Several years ago, my mom and I were obsessed with Shard Art. My mom had taken a class at a local antique business and we caught the bug. Big time.
We looked through everything we owned to determine what we’d be willing to part with so we could break it. That was the best part of it. The breaking.
Some things were harder to break than others. For the more sturdy items such as tile or plates, we’d layer the item between two old towels and place it on a board (to protect the table) before hitting it with a hammer. I remember beating the heck out of a tile with a hammer trying to get it just the right size. It was a good way to get out any frustrations too.
Other items (teacups and figurines) were so fragile you had be careful not to pulverize them. Those we’d put in an old pillowcase and simply drop them on the floor or swing them against a doorframe. Teacups were tricky, because we wanted to keep the handles intact. Depending on what we were making, cup handles and little teapot lids were a special detail.
We found a lot of ‘treasures’ at a favorite thrift store that benefitted the blind. When the cashier would find out what were doing with the dishes we bought, she’d give us half off. “Oh, if you’re just going to break them, I’ll give you half off”. Hmmm… I always thought I should get half off only if I truly needed them and couldn’t afford anything else. Anyway, I once found almost a dozen green and white polka dot mugs there. They were really cute. I thought about actually using them to drink out of, but I couldn’t resist…
The birdhouse below is made from dishes that we used at our cabin in Lake Tahoe when I was a kid. I always loved them and they have sentimental value. I still get excited if I see them in a thrift or
antique junk store. They were shipped to me and the soup tureen broke in transit. Heartbreaking at first, but then I used the broken pieces to make a couple of birdhouses for my sister and me. Now we have the memory of our cabin!
SHARD ART How-To:
- Tile, ceramic plates, cups, figurines, etc.
- Small board
- Two old towels
- Item to cover with tile
- Silicone glue (clear)
- Container for grout
- Container for water
- Old rubber spatula
- Sponge or baby wipes
- Table covering (vinyl cloth, newspapers, etc.)
- Layer your item between two old towels and place on a board on a sturdy surface. It WILL damage your table, so put a board under before breaking. Using a hammer, break your items into pieces of desired size.
- Using silicone glue, arrange and adhere the pieces to the object you are covering. It’s almost as if you are putting together a puzzle. Sometimes you have to search for just the right piece to fill a gap. The closer together your shards are, the better. And don’t be gloppy with the glue. It doesn’t take a tremendous amount to work. [Be careful not to get glue on your hands. It doesn’t come off easily.]
- Once the glue is dry (which does not take long) mix a small amount of grout in a container that you don’t want to use again. Have another container of water nearby with a sponge. Mix the grout so that it is thick, but spreadable.

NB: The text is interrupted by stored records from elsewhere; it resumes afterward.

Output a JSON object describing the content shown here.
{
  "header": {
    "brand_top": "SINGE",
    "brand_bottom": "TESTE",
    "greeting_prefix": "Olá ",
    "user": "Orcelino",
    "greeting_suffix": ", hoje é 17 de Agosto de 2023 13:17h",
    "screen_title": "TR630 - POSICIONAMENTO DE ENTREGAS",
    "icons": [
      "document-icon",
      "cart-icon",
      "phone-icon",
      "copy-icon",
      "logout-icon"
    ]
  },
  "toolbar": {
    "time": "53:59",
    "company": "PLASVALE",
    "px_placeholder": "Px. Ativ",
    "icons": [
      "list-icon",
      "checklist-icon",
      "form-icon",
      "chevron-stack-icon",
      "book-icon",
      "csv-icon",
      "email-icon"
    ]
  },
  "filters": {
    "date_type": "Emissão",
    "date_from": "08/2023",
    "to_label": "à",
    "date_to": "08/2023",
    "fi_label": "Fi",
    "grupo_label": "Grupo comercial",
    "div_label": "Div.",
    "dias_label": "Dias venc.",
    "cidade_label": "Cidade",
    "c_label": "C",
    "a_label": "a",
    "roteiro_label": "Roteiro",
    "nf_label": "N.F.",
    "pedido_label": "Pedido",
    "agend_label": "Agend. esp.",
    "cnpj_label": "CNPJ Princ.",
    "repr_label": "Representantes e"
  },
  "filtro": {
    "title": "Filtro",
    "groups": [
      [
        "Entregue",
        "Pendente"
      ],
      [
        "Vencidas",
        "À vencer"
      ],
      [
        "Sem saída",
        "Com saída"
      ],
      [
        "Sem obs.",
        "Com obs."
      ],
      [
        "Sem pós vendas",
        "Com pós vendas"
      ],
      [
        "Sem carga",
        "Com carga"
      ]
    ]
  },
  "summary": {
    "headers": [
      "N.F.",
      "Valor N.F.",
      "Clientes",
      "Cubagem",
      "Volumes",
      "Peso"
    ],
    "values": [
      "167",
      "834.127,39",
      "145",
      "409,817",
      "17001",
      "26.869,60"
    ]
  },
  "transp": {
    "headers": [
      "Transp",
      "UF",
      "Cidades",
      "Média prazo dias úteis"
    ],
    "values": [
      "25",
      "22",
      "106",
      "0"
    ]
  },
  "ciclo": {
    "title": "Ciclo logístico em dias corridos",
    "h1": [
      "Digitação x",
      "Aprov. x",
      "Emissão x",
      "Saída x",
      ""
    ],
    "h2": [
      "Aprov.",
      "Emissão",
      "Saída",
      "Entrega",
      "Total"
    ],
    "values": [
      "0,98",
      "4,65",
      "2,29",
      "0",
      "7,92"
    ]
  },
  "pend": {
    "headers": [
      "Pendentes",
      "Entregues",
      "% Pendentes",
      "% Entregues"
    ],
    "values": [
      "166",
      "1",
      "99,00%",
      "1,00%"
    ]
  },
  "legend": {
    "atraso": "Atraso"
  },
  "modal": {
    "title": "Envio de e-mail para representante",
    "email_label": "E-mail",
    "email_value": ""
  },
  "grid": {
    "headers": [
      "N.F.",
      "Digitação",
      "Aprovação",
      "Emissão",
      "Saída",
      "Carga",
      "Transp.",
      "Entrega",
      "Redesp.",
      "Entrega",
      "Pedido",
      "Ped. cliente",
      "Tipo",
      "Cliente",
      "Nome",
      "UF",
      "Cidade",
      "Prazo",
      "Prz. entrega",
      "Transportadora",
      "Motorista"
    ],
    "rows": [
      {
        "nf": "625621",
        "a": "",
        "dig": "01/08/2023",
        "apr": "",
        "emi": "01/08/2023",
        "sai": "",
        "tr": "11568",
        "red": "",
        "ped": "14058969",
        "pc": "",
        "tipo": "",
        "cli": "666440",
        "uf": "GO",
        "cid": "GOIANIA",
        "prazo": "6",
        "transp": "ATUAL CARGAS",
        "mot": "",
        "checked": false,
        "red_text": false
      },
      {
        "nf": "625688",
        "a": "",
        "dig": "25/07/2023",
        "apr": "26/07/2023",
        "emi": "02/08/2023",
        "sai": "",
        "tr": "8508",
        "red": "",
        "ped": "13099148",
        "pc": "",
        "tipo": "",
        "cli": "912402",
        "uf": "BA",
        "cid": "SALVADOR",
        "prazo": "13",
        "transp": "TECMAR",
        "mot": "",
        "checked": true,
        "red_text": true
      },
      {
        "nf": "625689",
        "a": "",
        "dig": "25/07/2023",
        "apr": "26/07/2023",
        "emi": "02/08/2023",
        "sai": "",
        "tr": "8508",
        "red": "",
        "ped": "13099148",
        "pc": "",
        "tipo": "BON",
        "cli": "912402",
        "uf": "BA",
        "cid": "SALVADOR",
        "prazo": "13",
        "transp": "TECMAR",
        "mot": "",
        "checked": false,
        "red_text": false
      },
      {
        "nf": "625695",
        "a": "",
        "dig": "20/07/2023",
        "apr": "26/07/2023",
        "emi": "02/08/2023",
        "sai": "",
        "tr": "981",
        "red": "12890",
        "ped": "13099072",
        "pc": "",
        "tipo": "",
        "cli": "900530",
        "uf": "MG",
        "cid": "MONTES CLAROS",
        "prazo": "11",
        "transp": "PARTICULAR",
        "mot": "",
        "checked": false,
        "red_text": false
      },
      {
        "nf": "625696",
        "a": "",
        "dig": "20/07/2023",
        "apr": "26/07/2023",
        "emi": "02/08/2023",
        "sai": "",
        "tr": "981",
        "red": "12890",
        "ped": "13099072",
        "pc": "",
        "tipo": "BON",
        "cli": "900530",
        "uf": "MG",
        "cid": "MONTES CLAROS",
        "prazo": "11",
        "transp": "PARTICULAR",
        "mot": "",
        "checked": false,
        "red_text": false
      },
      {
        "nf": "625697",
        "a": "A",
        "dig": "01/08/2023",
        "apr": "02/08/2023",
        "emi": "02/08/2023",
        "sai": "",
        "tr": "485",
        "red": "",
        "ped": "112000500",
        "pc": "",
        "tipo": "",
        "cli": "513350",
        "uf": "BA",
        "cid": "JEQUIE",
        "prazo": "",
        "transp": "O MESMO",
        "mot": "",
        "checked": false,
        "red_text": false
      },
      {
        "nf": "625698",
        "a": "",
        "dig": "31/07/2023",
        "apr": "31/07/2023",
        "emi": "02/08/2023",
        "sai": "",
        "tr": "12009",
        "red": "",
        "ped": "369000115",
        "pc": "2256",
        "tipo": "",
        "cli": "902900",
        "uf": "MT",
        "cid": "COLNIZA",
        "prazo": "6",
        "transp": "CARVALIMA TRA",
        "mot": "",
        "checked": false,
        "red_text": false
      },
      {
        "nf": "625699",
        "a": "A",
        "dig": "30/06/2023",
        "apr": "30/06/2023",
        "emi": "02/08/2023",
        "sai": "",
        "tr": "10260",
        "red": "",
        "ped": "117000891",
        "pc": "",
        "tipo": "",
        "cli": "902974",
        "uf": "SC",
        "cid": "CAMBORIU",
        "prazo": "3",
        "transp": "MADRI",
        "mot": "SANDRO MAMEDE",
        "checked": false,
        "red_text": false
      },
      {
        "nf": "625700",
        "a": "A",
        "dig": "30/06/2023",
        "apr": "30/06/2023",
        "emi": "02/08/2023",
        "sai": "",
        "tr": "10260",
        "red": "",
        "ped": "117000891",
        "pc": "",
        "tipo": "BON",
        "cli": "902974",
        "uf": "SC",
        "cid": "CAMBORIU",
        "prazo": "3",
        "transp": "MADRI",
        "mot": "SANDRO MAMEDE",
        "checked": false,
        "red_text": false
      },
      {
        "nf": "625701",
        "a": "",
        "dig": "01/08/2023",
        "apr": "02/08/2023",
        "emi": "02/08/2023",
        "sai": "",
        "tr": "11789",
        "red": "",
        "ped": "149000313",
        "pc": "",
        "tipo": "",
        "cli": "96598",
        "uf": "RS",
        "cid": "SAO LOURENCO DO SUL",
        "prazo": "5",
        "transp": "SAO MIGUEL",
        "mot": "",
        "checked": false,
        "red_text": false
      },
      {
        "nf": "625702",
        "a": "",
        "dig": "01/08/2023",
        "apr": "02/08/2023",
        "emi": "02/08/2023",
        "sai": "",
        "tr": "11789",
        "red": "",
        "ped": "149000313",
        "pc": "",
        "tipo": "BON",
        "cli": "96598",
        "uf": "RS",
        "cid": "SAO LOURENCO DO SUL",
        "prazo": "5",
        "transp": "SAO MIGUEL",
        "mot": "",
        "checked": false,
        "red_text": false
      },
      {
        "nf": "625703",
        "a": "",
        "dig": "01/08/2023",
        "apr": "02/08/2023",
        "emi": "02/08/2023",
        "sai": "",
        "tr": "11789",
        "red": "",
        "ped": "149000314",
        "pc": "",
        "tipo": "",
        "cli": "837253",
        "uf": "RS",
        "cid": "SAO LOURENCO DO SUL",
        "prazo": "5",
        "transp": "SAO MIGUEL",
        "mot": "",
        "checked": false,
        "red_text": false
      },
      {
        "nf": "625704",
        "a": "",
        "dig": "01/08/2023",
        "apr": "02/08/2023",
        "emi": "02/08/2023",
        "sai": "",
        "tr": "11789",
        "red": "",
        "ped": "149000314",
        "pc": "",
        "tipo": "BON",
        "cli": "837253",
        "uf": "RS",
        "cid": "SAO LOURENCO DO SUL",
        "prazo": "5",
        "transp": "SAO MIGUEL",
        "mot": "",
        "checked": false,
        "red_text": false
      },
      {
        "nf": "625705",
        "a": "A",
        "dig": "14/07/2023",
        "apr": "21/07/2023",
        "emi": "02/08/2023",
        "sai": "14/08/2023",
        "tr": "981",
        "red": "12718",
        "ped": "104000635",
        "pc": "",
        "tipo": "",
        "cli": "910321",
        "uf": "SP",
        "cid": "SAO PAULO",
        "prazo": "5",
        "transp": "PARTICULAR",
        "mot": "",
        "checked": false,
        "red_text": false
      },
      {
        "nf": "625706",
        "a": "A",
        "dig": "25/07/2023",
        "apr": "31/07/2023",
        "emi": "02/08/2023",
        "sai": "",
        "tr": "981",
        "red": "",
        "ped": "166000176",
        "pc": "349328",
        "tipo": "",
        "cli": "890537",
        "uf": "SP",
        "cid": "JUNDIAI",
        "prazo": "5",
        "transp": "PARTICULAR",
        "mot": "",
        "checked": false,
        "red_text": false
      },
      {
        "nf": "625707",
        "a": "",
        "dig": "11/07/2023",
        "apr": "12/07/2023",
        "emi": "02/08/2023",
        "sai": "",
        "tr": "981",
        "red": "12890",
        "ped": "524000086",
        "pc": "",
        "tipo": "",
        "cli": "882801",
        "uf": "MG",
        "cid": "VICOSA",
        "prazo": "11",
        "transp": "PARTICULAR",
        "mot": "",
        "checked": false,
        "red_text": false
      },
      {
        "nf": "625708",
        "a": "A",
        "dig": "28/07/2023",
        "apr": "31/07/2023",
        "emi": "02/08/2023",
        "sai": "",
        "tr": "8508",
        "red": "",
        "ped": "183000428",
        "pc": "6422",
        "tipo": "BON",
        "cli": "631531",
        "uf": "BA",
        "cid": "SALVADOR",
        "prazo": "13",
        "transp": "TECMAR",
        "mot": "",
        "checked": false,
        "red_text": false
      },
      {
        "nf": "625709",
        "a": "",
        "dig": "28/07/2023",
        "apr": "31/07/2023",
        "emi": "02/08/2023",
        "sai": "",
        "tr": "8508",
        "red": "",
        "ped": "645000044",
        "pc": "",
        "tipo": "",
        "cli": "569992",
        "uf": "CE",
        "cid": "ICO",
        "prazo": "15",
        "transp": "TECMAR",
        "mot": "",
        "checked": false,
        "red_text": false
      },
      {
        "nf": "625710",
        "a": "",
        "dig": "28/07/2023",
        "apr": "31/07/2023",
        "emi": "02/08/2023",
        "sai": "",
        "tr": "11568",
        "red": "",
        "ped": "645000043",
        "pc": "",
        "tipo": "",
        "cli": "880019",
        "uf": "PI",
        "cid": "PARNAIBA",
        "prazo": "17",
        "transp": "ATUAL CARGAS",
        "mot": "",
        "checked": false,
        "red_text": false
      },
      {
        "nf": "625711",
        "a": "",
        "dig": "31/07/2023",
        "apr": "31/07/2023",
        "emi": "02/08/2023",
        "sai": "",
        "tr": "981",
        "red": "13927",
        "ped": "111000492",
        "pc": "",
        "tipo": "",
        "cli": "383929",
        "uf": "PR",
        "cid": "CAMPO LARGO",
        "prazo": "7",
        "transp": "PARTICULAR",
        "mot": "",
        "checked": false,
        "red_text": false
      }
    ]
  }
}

- Working in small areas at a time and using an old rubber spatula, generously spread the grout on your object. Use the spatula to push the grout down into the gaps. You want to keep pushing and smushing it down so that it gets underneath the pieces and gaps. This helps prevent against cracking. Don’t worry that the grout covers the shards, you’ll uncover them later.
- As you continue grouting the entire piece, you’ll see the grout become crumbly as it dries out. As this happens, simply add more water to your mixture. Use a damp sponge to help smooth out and push the grout between the gaps.
- When you are finished grouting, take a damp sponge and gently clean off the grout to expose the shards, rinsing the sponge clean as needed. Baby wipes also work well and are disposable. The shards don’t have to be perfectly clean the chalky white residue will come off easily after the grout sets.
- When it looks clean, set it aside to dry. It’ll be dry overnight!